I’ve mentioned Luther’s last written words here before. In this post, I’d like to turn to his close friend and associate, Philip Melanchthon. He, too, has left us a fragment from just before his death on 19 April 1560 (it seems to have been written sometime around the 16th, perhaps, or shortly thereafter–it is not possible, to my knowledge, to affix a precise date to the document).
So, then: when he knew he was about to die, Melanchthon, in a moment of apparent self-exhortation, made a list: a list of reasons that he should not be afraid to die. The list is divided into two columns, reasons “on the left” (that is, evils from which he will depart by dying) and reasons “on the right” (blessings into which he will enter by dying).
Text and Translation
The reasons why you should not shrink back from death, written by Philip Melanchthon on a small piece of paper a few days before his death.1
On the left: You will depart from sins. You will be freed from tribulations, and from the mad rage of theologians.
On the right: You will come into the light. You will see God. You will gaze upon the Son of God. You will learn those wondrous secrets which you were not able to understand in this life: why we were created as we were; what the union of the two natures in Christ is.2
- The blessed destination, it seems, provided more encouragement to Melanchthon not to be afraid than did the ills from which he would depart.
- This idea of “movement from/movement to” is encapsulated in the first reason on each list: departure from sins, arrival in the light.
- Melanchthon had been involved in controversies for most of his life, and they got worse and worse as his death approached; throughout them he remained a figure of great importance and authority. As he entered his 63rd year, he was tired: theological controversy, notwithstanding the demands of Christian charity that ought to prevail, can be nasty, and it often was. Thus Melanchthon looked forward to escaping the rabies Theologorum. In the heavenly life, there would be no such thing.
- Indeed, the rabies Theologorum would be replaced by the beatific vision and solid knowledge.
- Melanchthon devotes two caussae, in fact, to the former, indicating to us that Christ, for Melanchthon, is the beatific vision. There is presumably some significance to his change from videbis to intueberis. Both verbs can mean “seeing,” both physically and mentally; in the physical sense, intueri is the stronger, more intense verb (“to look closely at, gaze at”), and that perhaps explains its use here, as the third caussa specifies and sharpens the second: the visio Dei is at its most basic and most concrete the visio Christi.
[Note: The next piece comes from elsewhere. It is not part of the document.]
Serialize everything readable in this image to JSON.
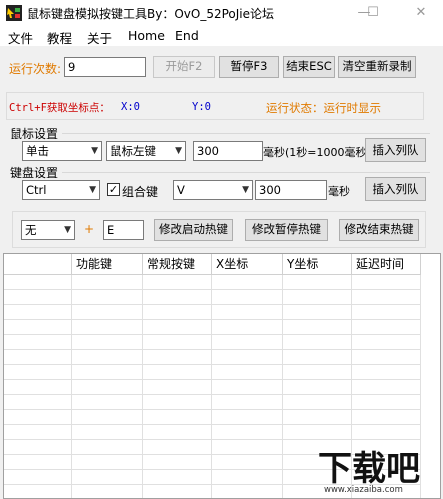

- The latter of the two blessings mentioned in (4), knowledge, relates to things too hard for pilgrims, Christians who are in via, to understand adequately. Melanchthon was confident that the heavenly life would bring about a change in the depth with which he was able to learn of and comprehend such great mysteries as creation and the hypostatic union. It is fascinating that his last words in this document, and therefore almost the last words in his life as far as the historical record is concerned, are essentially an expression of his hope to better grasp the Chalcedonian Definition.
- What we see in these final thoughts of Melanchthon’s, then, is the willingness to depart from this life in order to see and know God in Christ. His destination of beatitude will, he believes, account for his origin, even as it consummates it.